As a parent of a teenager, I find some of the information on teen sex frightening. It is a subject I read,
talk, and learn as much about as I can. The information I gather will help me filter fact from fiction. I want
that knowledge to help my teenager thrive in this difficult time. In reading about this problem, I have
learned that there are many sources of information. This information helps understand the scope of the
problem, the consequences on youth, and the effects on families, schools and the community. It also
explains the relationship between sex and other at risk behaviors and, thankfully, ideas on ways to
prevent it or at least intervene if it ...view middle of the document...
The difference in views makes it a difficult subject for parents to
talk about. The lack of conversation on the subject allows teens to hold on to the misconceptions they
have about oral sex. “For most teens, the only form of sex is penetration, and anything else doesn’t
count. You can have oral sex and be a virgin” (“Technical” 1). This idea of technical virginity is
increasing the acceptance of oral sex among teens. “Half of 15-19 year olds have received or given oral
sex, and one quarter of teens who have not had intercourse have had oral sex” (“Technical” 1). The rise
in incidents can be explained, in part by the casual views and misconceptions teens have about oral sex.
Although teens have misconceptions about oral sex, it still holds dangers.
The consequences of oral sex are as dangerous as those associated with sexual intercourse. Sexually
Transmitted Diseases (STDs), sometimes called Sexually Transmitted Infections (STIs), are a risk.
Because education on STDs focuses on the pelvic region, most teens do not associate them with oral

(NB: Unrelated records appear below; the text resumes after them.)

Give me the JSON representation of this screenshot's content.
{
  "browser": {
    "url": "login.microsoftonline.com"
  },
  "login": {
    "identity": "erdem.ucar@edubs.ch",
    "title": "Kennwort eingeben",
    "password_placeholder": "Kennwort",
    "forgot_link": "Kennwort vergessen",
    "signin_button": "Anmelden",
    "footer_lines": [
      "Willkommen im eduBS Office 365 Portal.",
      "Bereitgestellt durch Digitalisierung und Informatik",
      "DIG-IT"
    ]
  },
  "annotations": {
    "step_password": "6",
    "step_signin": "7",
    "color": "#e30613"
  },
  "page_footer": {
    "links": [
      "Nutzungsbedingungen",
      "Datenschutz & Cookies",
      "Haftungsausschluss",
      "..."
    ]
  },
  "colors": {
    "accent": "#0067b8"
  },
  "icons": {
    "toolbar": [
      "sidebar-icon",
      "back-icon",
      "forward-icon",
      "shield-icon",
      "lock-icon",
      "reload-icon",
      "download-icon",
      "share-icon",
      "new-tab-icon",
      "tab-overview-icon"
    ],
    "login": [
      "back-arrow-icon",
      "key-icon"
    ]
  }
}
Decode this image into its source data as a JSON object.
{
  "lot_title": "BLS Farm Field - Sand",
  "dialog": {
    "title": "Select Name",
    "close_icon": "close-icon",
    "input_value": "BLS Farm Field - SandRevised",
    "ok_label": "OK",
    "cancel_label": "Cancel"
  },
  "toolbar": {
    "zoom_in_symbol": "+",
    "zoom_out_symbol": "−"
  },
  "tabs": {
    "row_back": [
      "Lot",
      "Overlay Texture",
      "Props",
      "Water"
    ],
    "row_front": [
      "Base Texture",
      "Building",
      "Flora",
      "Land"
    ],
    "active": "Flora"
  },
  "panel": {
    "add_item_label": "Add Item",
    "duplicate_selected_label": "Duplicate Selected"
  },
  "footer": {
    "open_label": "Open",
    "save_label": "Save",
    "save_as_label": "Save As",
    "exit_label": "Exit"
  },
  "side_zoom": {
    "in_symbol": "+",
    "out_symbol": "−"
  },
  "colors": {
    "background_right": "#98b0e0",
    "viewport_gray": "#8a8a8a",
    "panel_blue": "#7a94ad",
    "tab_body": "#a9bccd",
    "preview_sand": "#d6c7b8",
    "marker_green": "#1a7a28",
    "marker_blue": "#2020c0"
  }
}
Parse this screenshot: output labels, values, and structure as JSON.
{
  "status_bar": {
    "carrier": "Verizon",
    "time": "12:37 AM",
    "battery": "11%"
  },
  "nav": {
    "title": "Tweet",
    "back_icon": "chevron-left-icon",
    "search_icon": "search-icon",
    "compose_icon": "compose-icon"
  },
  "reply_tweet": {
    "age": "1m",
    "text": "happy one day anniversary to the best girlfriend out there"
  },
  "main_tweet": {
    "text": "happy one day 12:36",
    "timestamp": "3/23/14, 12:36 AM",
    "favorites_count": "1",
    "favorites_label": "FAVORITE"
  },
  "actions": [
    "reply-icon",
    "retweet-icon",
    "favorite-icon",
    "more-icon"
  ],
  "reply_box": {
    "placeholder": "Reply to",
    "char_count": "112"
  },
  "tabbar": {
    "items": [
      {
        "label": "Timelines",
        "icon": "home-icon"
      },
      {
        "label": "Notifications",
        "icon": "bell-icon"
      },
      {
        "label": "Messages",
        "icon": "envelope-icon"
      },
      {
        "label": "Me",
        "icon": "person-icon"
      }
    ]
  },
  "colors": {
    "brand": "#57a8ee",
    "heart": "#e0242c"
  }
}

sex (Jolley). “Because so many [STDs] are undiagnosed, experts can only estimate that there are nearly
19 million Americans get [ting] infected every year. Historically about 25 percent of all new STD infections
occur in teens” (4 Parents-Talk Topics). STDs can be put into two categories, Viral and Bacterial.
Chlamydia and Gonorrhea are examples of bacterial STDs. They can be cured with antibiotics, but can
cause life long pain and scarring (4 Parents-The Facts). Both types of STDs have immediate medical
concerns, but Viral STDs can have life changing consequences. Herpes Simplex Virus, better known as
Herpes, is one type of viral STD. Although medication can relieve symptoms, outbreaks are a way of life
for someone infected with Herpes (4Parents-Talk Topics). “Having some active STDs make it easier to
get HIV” (4 Parents-The Facts). HIV, Human Immunodeficiency Virus, is another Viral STD. Medication
can relieve symptoms and prolong life, but there is no cure for HIV. Teens’ belief that they are invincible,
combined with their misconceptions about oral sex, puts them at risk for undetected STDs. Once STDs
are detected, the consequences shift from the teens to include everyone involved in their lives.
Families, schools and communities are all affected by the consequences of teen sex. Most parents do
not believe that their teen is having sex, certainly not oral sex. Parents have to face that fact when a teen
gets a STD. “STDs in young people cost more than $6.5 billion every year” (4Parents-The Facts). The
cost of treatment can put a financial strain on a family. If a viral STD is involved, the cost will continue.
An STD and the consequence that go with it can also put an emotional strain on the family. Additional
emotional strain may come from the fact that parents must then face the reality that...